Assignment =
Which lines of the entries below include "Deputy"? List them all.

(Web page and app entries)
- - -

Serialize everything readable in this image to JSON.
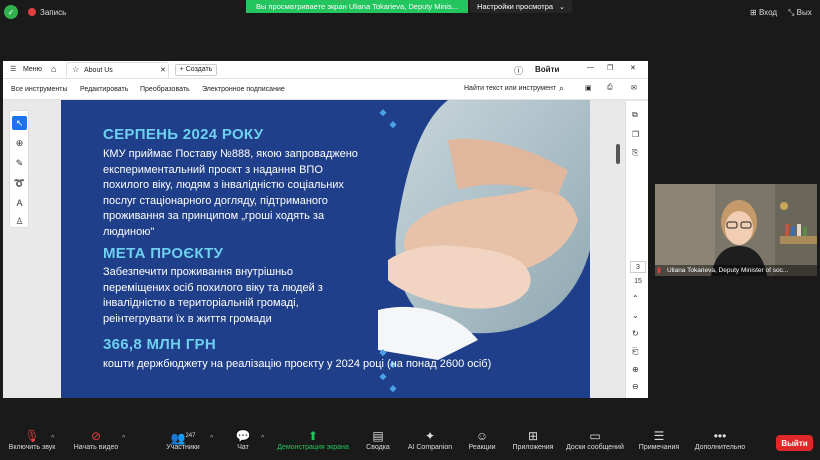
{
  "zoom_top": {
    "recording_label": "Запись",
    "share_banner": "Вы просматриваете экран Uliana Tokarieva, Deputy Minis...",
    "view_settings": "Настройки просмотра",
    "enter": "Вход",
    "exit_full": "Вых"
  },
  "viewer": {
    "menu": "Меню",
    "tab_title": "About Us",
    "create": "Создать",
    "login": "Войти",
    "toolbar": {
      "all_tools": "Все инструменты",
      "edit": "Редактировать",
      "convert": "Преобразовать",
      "esign": "Электронное подписание",
      "find": "Найти текст или инструмент"
    },
    "page_current": "3",
    "page_total": "15"
  },
  "slide": {
    "h1": "СЕРПЕНЬ 2024 РОКУ",
    "p1": [
      "КМУ приймає Поставу №888, якою запроваджено",
      "експериментальний проєкт з надання ВПО",
      "похилого віку, людям з інвалідністю соціальних",
      "послуг стаціонарного догляду, підтриманого",
      "проживання за принципом „гроші ходять за",
      "людиною\""
    ],
    "h2": "МЕТА ПРОЄКТУ",
    "p2": [
      "Забезпечити проживання внутрішньо",
      "переміщених осіб похилого віку та людей з",
      "інвалідністю в територіальній громаді,",
      "реінтегрувати їх в життя громади"
    ],
    "h3": "366,8 МЛН ГРН",
    "p3": "кошти держбюджету на реалізацію проєкту у 2024 році (на понад 2600 осіб)"
  },
  "participant": {
    "name": "Uliana Tokarieva, Deputy Minister of soc..."
  },
  "bottombar": {
    "mute": "Включить звук",
    "video": "Начать видео",
    "participants": "Участники",
    "participants_count": "247",
    "chat": "Чат",
    "share": "Демонстрация экрана",
    "summary": "Сводка",
    "ai": "AI Companion",
    "reactions": "Реакции",
    "apps": "Приложения",
    "whiteboards": "Доски сообщений",
    "notes": "Примечания",
    "more": "Дополнительно",
    "leave": "Выйти"
  },
  "colors": {
    "slide_bg": "#1f3f8a",
    "heading": "#6ed0f0",
    "zoom_green": "#23c55e",
    "leave_red": "#e02828"
  }
}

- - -

Task answer =
    "share_banner": "Вы просматриваете экран Uliana Tokarieva, Deputy Minis...",
    "name": "Uliana Tokarieva, Deputy Minister of soc..."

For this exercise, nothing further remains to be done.